**Exercise goal**
Please return every line from the entries that has the string "name" in it.

#### Data under study ####

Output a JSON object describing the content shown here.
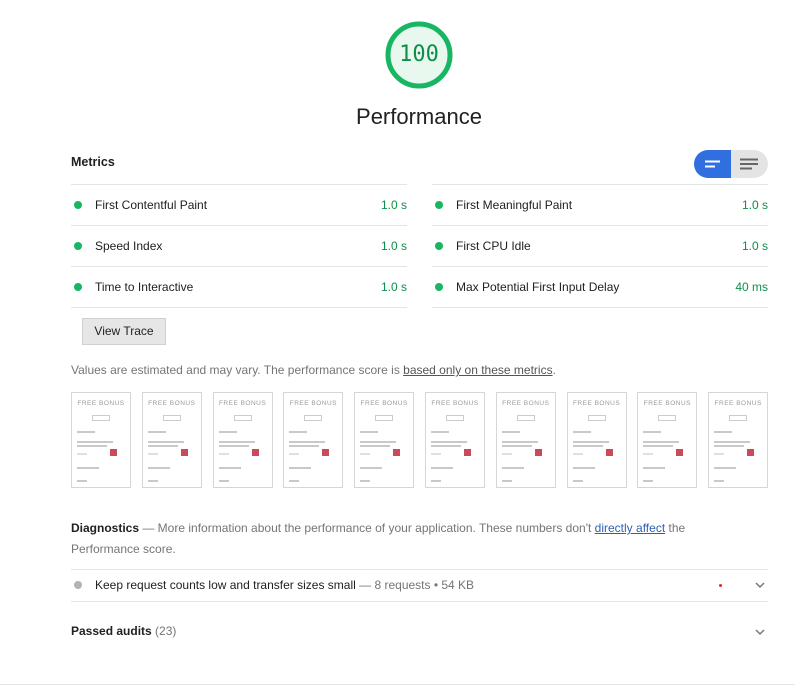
{
  "gauge": {
    "score": "100",
    "title": "Performance",
    "color": "#18b663"
  },
  "metrics": {
    "header": "Metrics",
    "left": [
      {
        "name": "First Contentful Paint",
        "value": "1.0 s"
      },
      {
        "name": "Speed Index",
        "value": "1.0 s"
      },
      {
        "name": "Time to Interactive",
        "value": "1.0 s"
      }
    ],
    "right": [
      {
        "name": "First Meaningful Paint",
        "value": "1.0 s"
      },
      {
        "name": "First CPU Idle",
        "value": "1.0 s"
      },
      {
        "name": "Max Potential First Input Delay",
        "value": "40 ms"
      }
    ],
    "view_trace": "View Trace",
    "toggle_icons": [
      "compact-view-icon",
      "expanded-view-icon"
    ]
  },
  "note": {
    "prefix": "Values are estimated and may vary. The performance score is ",
    "link": "based only on these metrics",
    "suffix": "."
  },
  "filmstrip": {
    "frame_title": "FREE BONUS",
    "frame_count": 10
  },
  "diagnostics": {
    "label": "Diagnostics",
    "text1": " — More information about the performance of your application. These numbers don't ",
    "link": "directly affect",
    "text2": " the Performance score.",
    "audits": [
      {
        "name": "Keep request counts low and transfer sizes small",
        "detail": " — 8 requests • 54 KB"
      }
    ]
  },
  "passed": {
    "label": "Passed audits",
    "count": "(23)"
  },
  "colors": {
    "pass": "#18b663",
    "pass_text": "#0c8f4a",
    "toggle_active": "#2f6fe0",
    "link": "#2f5fb3"
  }
}
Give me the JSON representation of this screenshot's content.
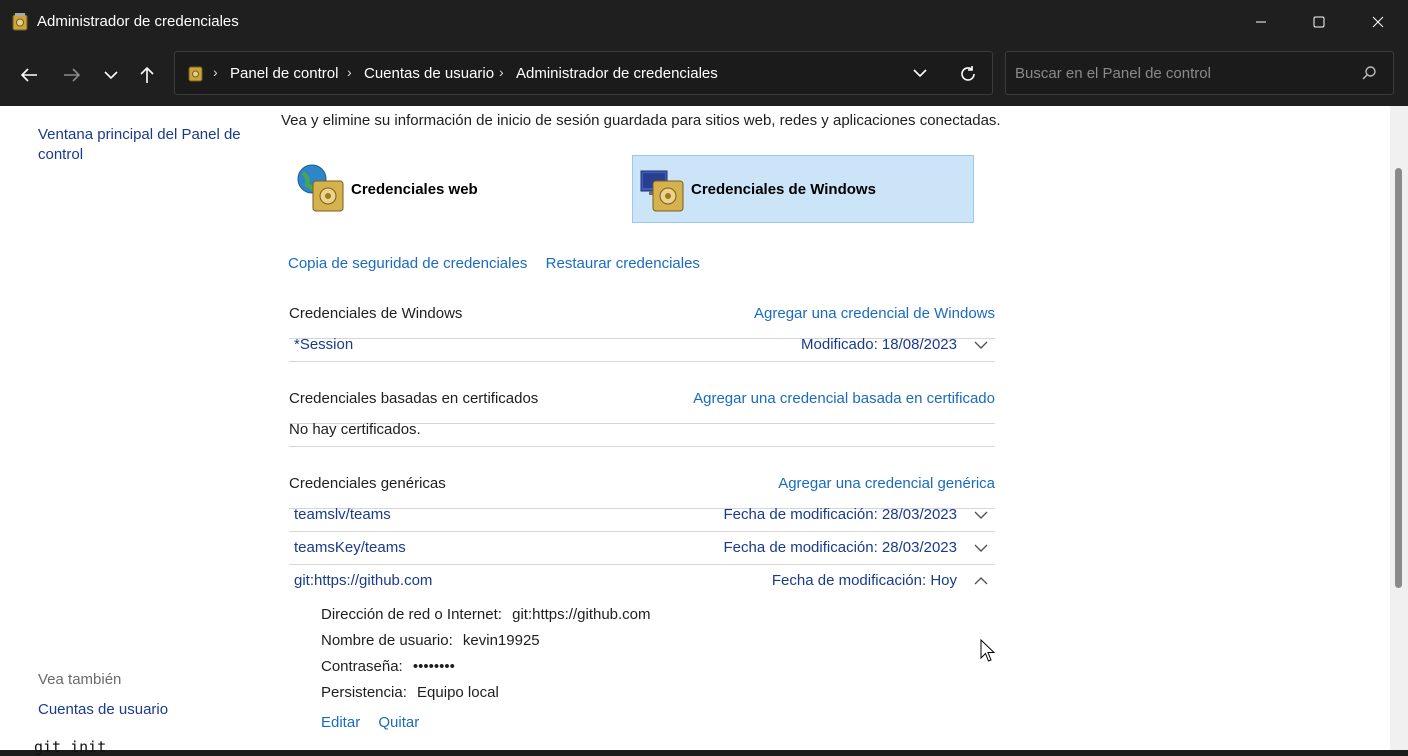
{
  "window": {
    "title": "Administrador de credenciales",
    "minimize_icon": "minimize-icon",
    "maximize_icon": "maximize-icon",
    "close_icon": "close-icon"
  },
  "navigation": {
    "breadcrumb": [
      "Panel de control",
      "Cuentas de usuario",
      "Administrador de credenciales"
    ],
    "search_placeholder": "Buscar en el Panel de control"
  },
  "sidebar": {
    "home_link": "Ventana principal del Panel de control",
    "see_also_heading": "Vea también",
    "see_also_link": "Cuentas de usuario"
  },
  "main": {
    "intro": "Vea y elimine su información de inicio de sesión guardada para sitios web, redes y aplicaciones conectadas.",
    "categories": [
      {
        "label": "Credenciales web",
        "selected": false
      },
      {
        "label": "Credenciales de Windows",
        "selected": true
      }
    ],
    "backup_link": "Copia de seguridad de credenciales",
    "restore_link": "Restaurar credenciales",
    "windows_section": {
      "label": "Credenciales de Windows",
      "add": "Agregar una credencial de Windows",
      "items": [
        {
          "name": "*Session",
          "meta_label": "Modificado:",
          "meta_value": "18/08/2023"
        }
      ]
    },
    "cert_section": {
      "label": "Credenciales basadas en certificados",
      "add": "Agregar una credencial basada en certificado",
      "empty": "No hay certificados."
    },
    "generic_section": {
      "label": "Credenciales genéricas",
      "add": "Agregar una credencial genérica",
      "items": [
        {
          "name": "teamslv/teams",
          "meta_label": "Fecha de modificación:",
          "meta_value": "28/03/2023"
        },
        {
          "name": "teamsKey/teams",
          "meta_label": "Fecha de modificación:",
          "meta_value": "28/03/2023"
        },
        {
          "name": "git:https://github.com",
          "meta_label": "Fecha de modificación:",
          "meta_value": "Hoy"
        }
      ]
    },
    "expanded": {
      "address_label": "Dirección de red o Internet:",
      "address_value": "git:https://github.com",
      "user_label": "Nombre de usuario:",
      "user_value": "kevin19925",
      "password_label": "Contraseña:",
      "password_value": "••••••••",
      "persistence_label": "Persistencia:",
      "persistence_value": "Equipo local",
      "edit": "Editar",
      "remove": "Quitar"
    }
  },
  "background_terminal_text": "git init"
}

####

**Output for this task**
        "name": "First Contentful Paint",
        "name": "Speed Index",
        "name": "Time to Interactive",
        "name": "First Meaningful Paint",
        "name": "First CPU Idle",
        "name": "Max Potential First Input Delay",
        "name": "Keep request counts low and transfer sizes small",
          "name": "*Session",
          "name": "teamslv/teams",
          "name": "teamsKey/teams",
          "name": "git:https://github.com",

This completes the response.